PROBLEM DESCRIPTION
Print the records exactly and in full, please; the pictures stay out.
((
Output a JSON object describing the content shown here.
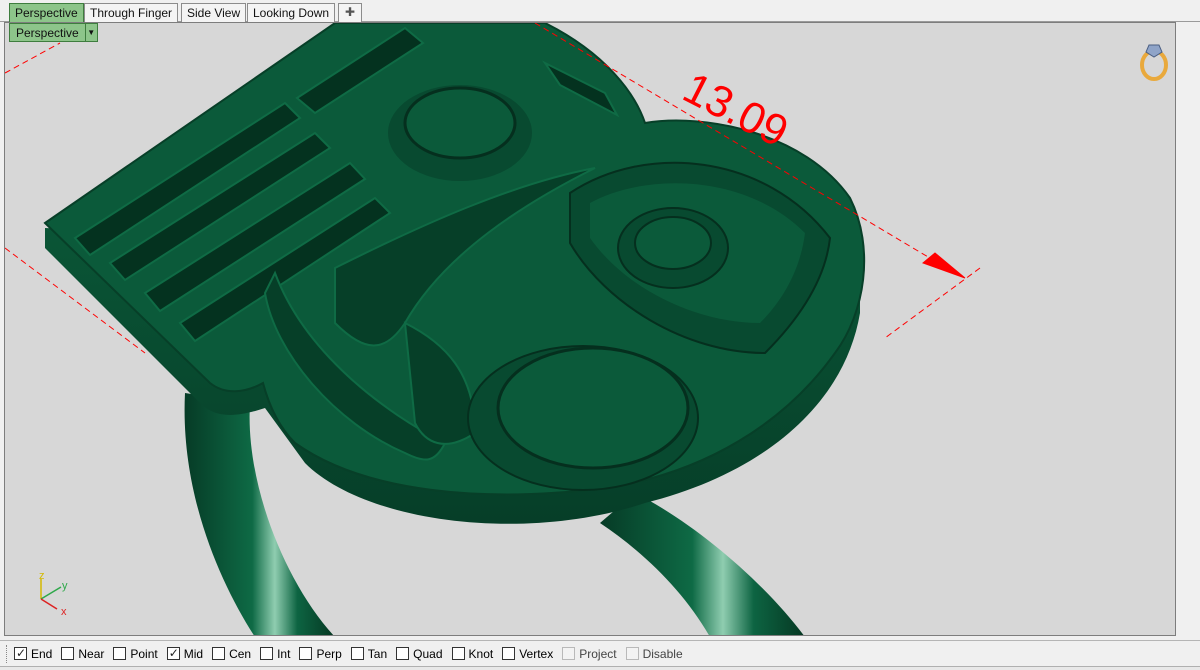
{
  "tabs": [
    {
      "label": "Perspective",
      "active": true
    },
    {
      "label": "Through Finger",
      "active": false
    },
    {
      "label": "Side View",
      "active": false
    },
    {
      "label": "Looking Down",
      "active": false
    }
  ],
  "add_tab_icon": "plus-icon",
  "viewport": {
    "label": "Perspective",
    "dropdown_icon": "dropdown-arrow-icon",
    "dimension_text": "13.09",
    "axis": {
      "x": "x",
      "y": "y",
      "z": "z"
    },
    "model_color": "#0b5a3a",
    "dimension_color": "#ff0000",
    "background_color": "#d7d7d7"
  },
  "osnap": [
    {
      "label": "End",
      "checked": true,
      "enabled": true
    },
    {
      "label": "Near",
      "checked": false,
      "enabled": true
    },
    {
      "label": "Point",
      "checked": false,
      "enabled": true
    },
    {
      "label": "Mid",
      "checked": true,
      "enabled": true
    },
    {
      "label": "Cen",
      "checked": false,
      "enabled": true
    },
    {
      "label": "Int",
      "checked": false,
      "enabled": true
    },
    {
      "label": "Perp",
      "checked": false,
      "enabled": true
    },
    {
      "label": "Tan",
      "checked": false,
      "enabled": true
    },
    {
      "label": "Quad",
      "checked": false,
      "enabled": true
    },
    {
      "label": "Knot",
      "checked": false,
      "enabled": true
    },
    {
      "label": "Vertex",
      "checked": false,
      "enabled": true
    },
    {
      "label": "Project",
      "checked": false,
      "enabled": false
    },
    {
      "label": "Disable",
      "checked": false,
      "enabled": false
    }
  ]
}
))
WRITTEN ANSWER
Output a JSON object describing the content shown here.
{
  "tabs": [
    {
      "label": "Perspective",
      "active": true
    },
    {
      "label": "Through Finger",
      "active": false
    },
    {
      "label": "Side View",
      "active": false
    },
    {
      "label": "Looking Down",
      "active": false
    }
  ],
  "add_tab_icon": "plus-icon",
  "viewport": {
    "label": "Perspective",
    "dropdown_icon": "dropdown-arrow-icon",
    "dimension_text": "13.09",
    "axis": {
      "x": "x",
      "y": "y",
      "z": "z"
    },
    "model_color": "#0b5a3a",
    "dimension_color": "#ff0000",
    "background_color": "#d7d7d7"
  },
  "osnap": [
    {
      "label": "End",
      "checked": true,
      "enabled": true
    },
    {
      "label": "Near",
      "checked": false,
      "enabled": true
    },
    {
      "label": "Point",
      "checked": false,
      "enabled": true
    },
    {
      "label": "Mid",
      "checked": true,
      "enabled": true
    },
    {
      "label": "Cen",
      "checked": false,
      "enabled": true
    },
    {
      "label": "Int",
      "checked": false,
      "enabled": true
    },
    {
      "label": "Perp",
      "checked": false,
      "enabled": true
    },
    {
      "label": "Tan",
      "checked": false,
      "enabled": true
    },
    {
      "label": "Quad",
      "checked": false,
      "enabled": true
    },
    {
      "label": "Knot",
      "checked": false,
      "enabled": true
    },
    {
      "label": "Vertex",
      "checked": false,
      "enabled": true
    },
    {
      "label": "Project",
      "checked": false,
      "enabled": false
    },
    {
      "label": "Disable",
      "checked": false,
      "enabled": false
    }
  ]
}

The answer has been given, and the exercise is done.